Most people think that in order to run 100 miles, you need to run every day.  Not so.   Taking a look at my 2010 running history, I ran about 3,400 miles that year, but only ran on average 3.5 days per week.  I never train on Sundays and I believe firmly that a day of rest every week helps a ton.  In 2013, when I concentrated on running very long single runs each week, I ran a total of 3,200 miles, but on average only 2.5 days per week.

Some argue that ultrarunning is a very selfish use of time. I don’t buy this at all.  I am also a musician and used to spend hours each week practicing.  How is this talent less selfish? I can share that talent by playing for others. I make sure my ultrarunning experience is not selfish by writing about my experiences and sharing them with others.  This is very fulfilling.  I’m hopeful that my writings have affected many other people who have been inspired to improve their lives with better fitness or set greater heights in their goals.  Its not just about me, its more about others.

From a good friend: “I’ve been reading this blog for years. Davy’s ‘selfish’ ultrarunning has dramatically changed my life. In August 2008 I was diagnosed with Type 2 Diabetes, complete with all the side effects, blurring vision, urinary problems, circulation problems and more.
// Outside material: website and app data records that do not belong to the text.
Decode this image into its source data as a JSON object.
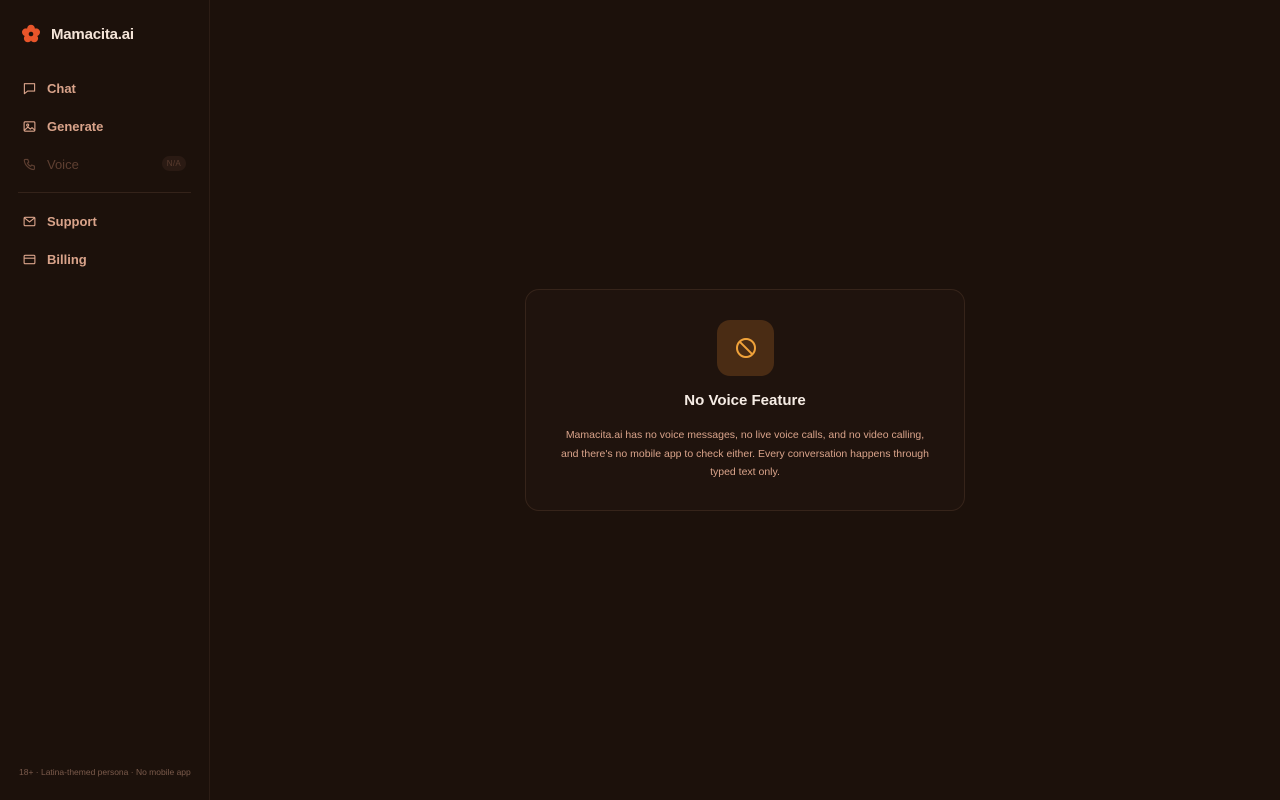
{
  "app": {
    "name": "Mamacita.ai",
    "logo_icon": "flower-icon",
    "accent_color": "#e8552a"
  },
  "sidebar": {
    "items": [
      {
        "label": "Chat",
        "icon": "chat-bubble-icon"
      },
      {
        "label": "Generate",
        "icon": "image-icon"
      },
      {
        "label": "Voice",
        "icon": "phone-icon",
        "badge": "N/A",
        "disabled": true
      },
      {
        "label": "Support",
        "icon": "mail-icon"
      },
      {
        "label": "Billing",
        "icon": "credit-card-icon"
      }
    ],
    "footer": "18+ · Latina-themed persona · No mobile app"
  },
  "notice": {
    "icon": "prohibited-icon",
    "icon_color": "#f0a23a",
    "title": "No Voice Feature",
    "body": "Mamacita.ai has no voice messages, no live voice calls, and no video calling, and there's no mobile app to check either. Every conversation happens through typed text only."
  }
}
I was overweight and it hurt to stand up and walk.”  This friend started walking and then ran.  Eventually he could run a 50K. He continued, “Six months from truly poor health to being able to run 32 miles. This insane and crazy sport has freed me. Down over 40 pounds, blood sugar is normal, side effects are gone. Thanks for being selfish Davy.”

From another reader, “I know a lot of us ultrarunners get the same questions from friends and family with a concerning tone. I first tried to explain to them how great it felt to push my limits and open up doors within myself I never knew existed, but soon realized I was not closing the gap with their understanding. Nevertheless, a few do understand and helped crew which resulted in them getting a peek into what is possible. Some have even started to live healthier and exercise after hearing about my experience, although they have no plans to go the distances we do. I warn them that the only limit is in their head!”
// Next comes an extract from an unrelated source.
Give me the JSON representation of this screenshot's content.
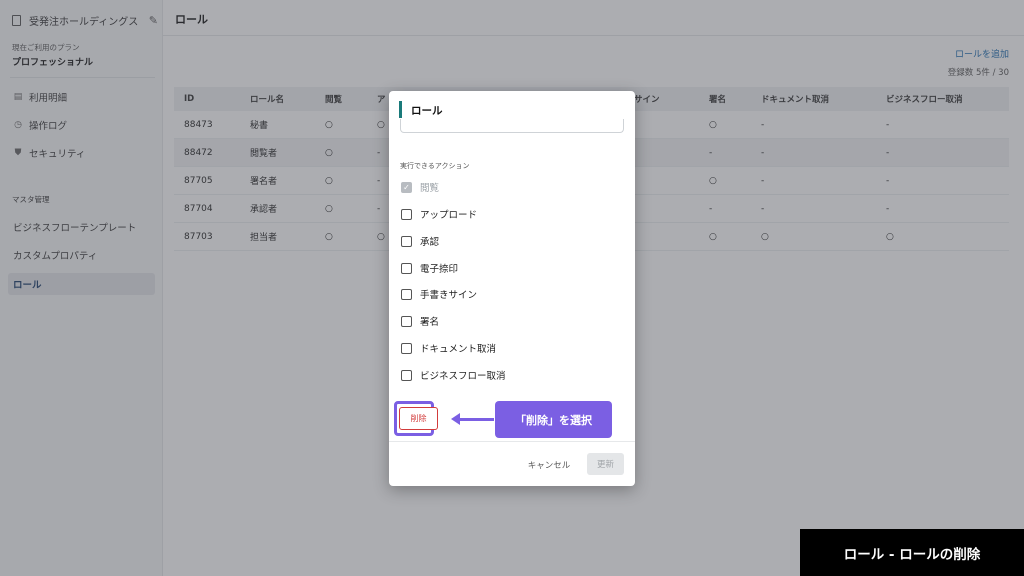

Lastly, I would like to put in a plug for the Pony Express Trail 50 and 100.  I purposely designed the format of the race so it could be shared by family and friends.  A crew is required to follow along to provide support and watch their runner perform.  Yes, I could change the format of the race to include aid stations and eliminate the need for crews, but I won’t as long as I’m the race director.  The reason is because I have personally witnessed miracles happen between these runners and their crews.  I’ve seen sons who come out grumbling about having to crew their dad, but by the end of the race the son is so excited that he’s talking about running the race next year. I’ve seen the tears of joy at the finish line, not just from the runners, but from the crews too who watched the highs and lows of the entire experience. If you want to truly share the ultrarunning experience with your family and friends, consider Pony Express Trail 50 and 100.


I’m comfortable with being an ultrarunner.  I know the general population thinks it is crazy because their conclusions are from their own experience and prospective.  They don’t understand the facts.  My health has greatly improved and I’ve had amazing experiences in the outdoors that most people will never experience.  But with all of this, life balance is the key.  Running isn’t my entire life.  I have a wife, six children, and as of 2014, four grandchildren. I enjoy spending time with them.  I still have a busy career, and serve many hours in my church.  I have other hobbies, including family history research, authoring books, and watching sports.  With anything, life balance is important.

Next: Adventure running in Capitol Reef National Park